Date of Award


Document Type


Degree Name

M.S. in Chemistry

First Advisor

James Cizdziel

Second Advisor

Susan Pedigo

Third Advisor

Kerri Scott


University of Mississippi

Relational Format

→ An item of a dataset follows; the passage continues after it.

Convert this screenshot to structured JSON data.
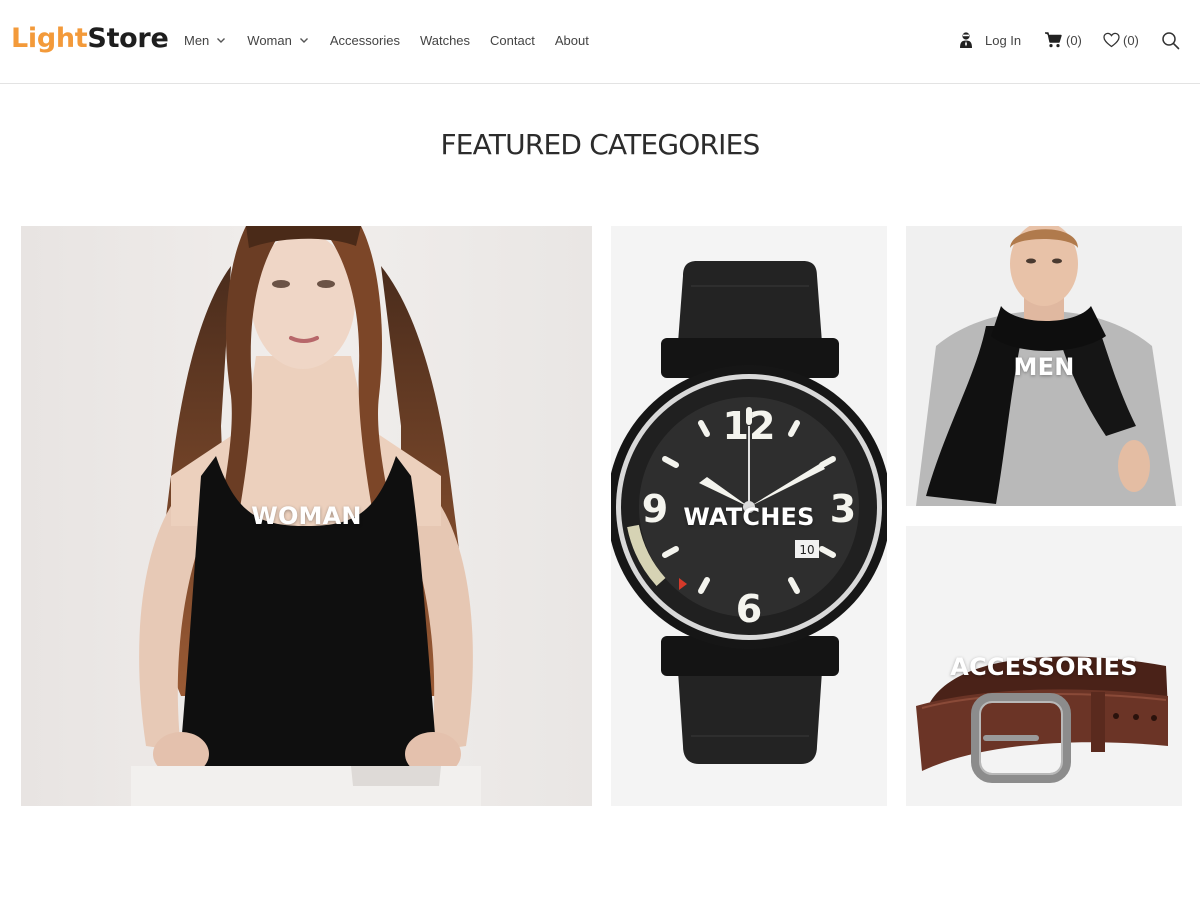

Analysis of latent fingerprints, the pattern left behind on surfaces from the friction ridges of a human finger, has been a lead investigative tool in identifying suspects for over a century. Pores from the skin ridges produce natural secretions containing various endogenous compounds that can be transferred onto surfaces that the finger touches. The chemical composition of fingerprint residues can thus contain both natural secretions as well as environmental contaminants collected from surfaces or materials the person has touched. With this, incriminating evidence such as traces of explosives or illicit drugs can be characterized from latent fingerprints, giving strong evidence for forensic cases. Analyzing the chemical composition of latent fingerprints without destroying them is challenging. With FTIR microscopy, latent fingerprints can be chemically characterized while also keeping the print intact for identification purposes. In this study, we developed methods to measure latent fingerprints using Bruker’s LUMOS II FTIR microscope. We also examine the aging of fingerprints on low-e glass slides stored in different locations and subsequently analyzed over a month. Chemical images were created showing the distribution of fingerprint residues including ibuprofen, touched prior to fingerprint application as an exogenous chemical marker. We observed that out of the three locations tested (in a desiccator, in a drawer, and near a window) that the desiccator was best suited for preserving the chemical compounds within the latent fingerprint and the fingerprint itself, and would, therefore, be an ideal place for forensic laboratories to store this kind of evidence. Also, discussed are the details of the creation of an undergraduate laboratory experiment in which forensic students were introduced to FTIR microscopy by analyzing fingerprints, paint chips, and fibers using the LUMOS II FTIR microscope. Overall, Chapter 1 introduces fingerprints and their analyses via FTIR microscopy. Chapter 2 discusses research on developing methods to measure latent fingerprints using the LUMOS II FTIR microscope as well as investigating the aging of latent fingerprints on low-e glass slides. Finally, Chapter 3 details a new undergraduate laboratory experiment on FTIR microscopy for forensic chemistry or instrumental analysis courses.

Available for download on Friday, September 13, 2024